A recent study suggests that our noses could be capable of adapting themselves to efficiently inform the brain of the most typical smells in our surroundings. These new findings can help us to gain a better understanding of why and how our noses adapt to these smells, as well as why time and age can decrease the neurons in the nose making our sensitivity to smell weaker.
When molecules drift from items in our surroundings they trigger the receptor neurons in our nose. Mice have up to 10 million receptor neurons in their nose, which are separated into more than 1,000 types. Each type will respond in a different way depending on the molecules detected. Every smell can activate a number of different receptors and every receptor can be activated by a number of smells. So, to fully understand a smell, our brain must be capable of reading the coding of the receptor types and how they are activated.
It is suggested that receptor types are used differently depending on the smell they are exposed to, and that our nose can train itself to inform the brain efficiently as possible about the smells in particular surroundings. Tiberiu Tesileanu, a spokesperson for this recent study explains that the receptor types that are triggered by variable smells carry a lot of information to the brain about regarding this variability and are therefore more abundant in the nose. This appears to be the first time that such coding ideas have been used when looking at the use of these receptor neurons. Further work is needed to look at the types of smells that are typical of our surroundings and how they are detected by our receptor neurons and further experiments could be carried out and compared to help gain a greater understanding of how efficiently neurons carry information to our brains when a new smell is detected.
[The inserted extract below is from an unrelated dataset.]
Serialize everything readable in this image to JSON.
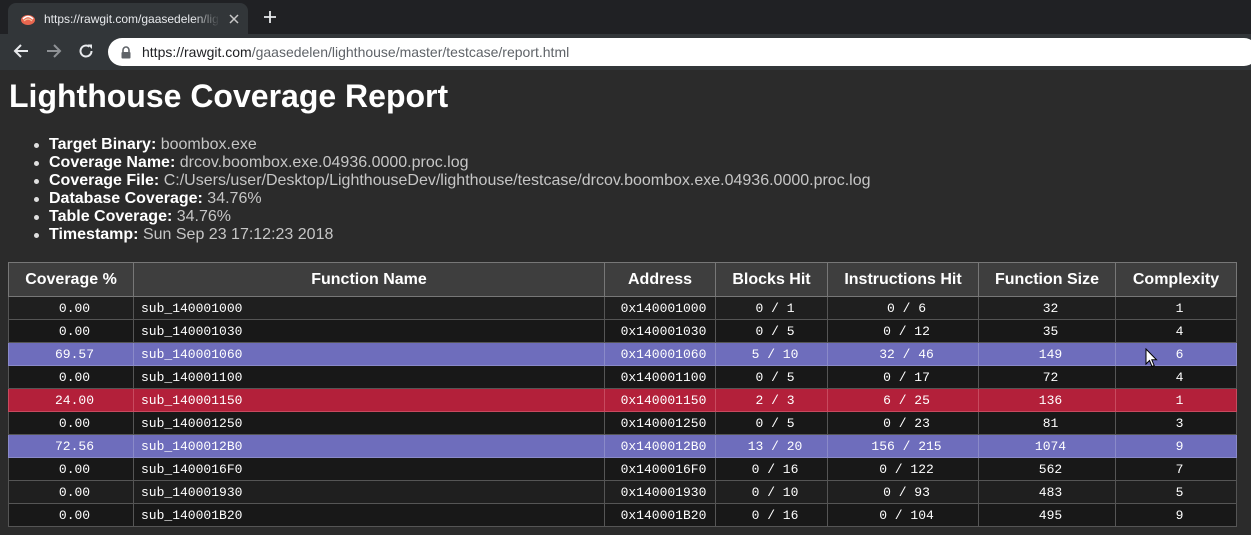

People who are suffering with a poor or absent sense of smell can help themselves by undertaking ‘smell training’. This is a more modern concept which aims to stimulate the olfactory (smell) neurons in the nose as well as central pathways and also by reactivating smell memories from the brain, with the objective of improving the appreciation of smell. It is a bit like going to the gym to train a muscle except this time it is to improve your sense of smell.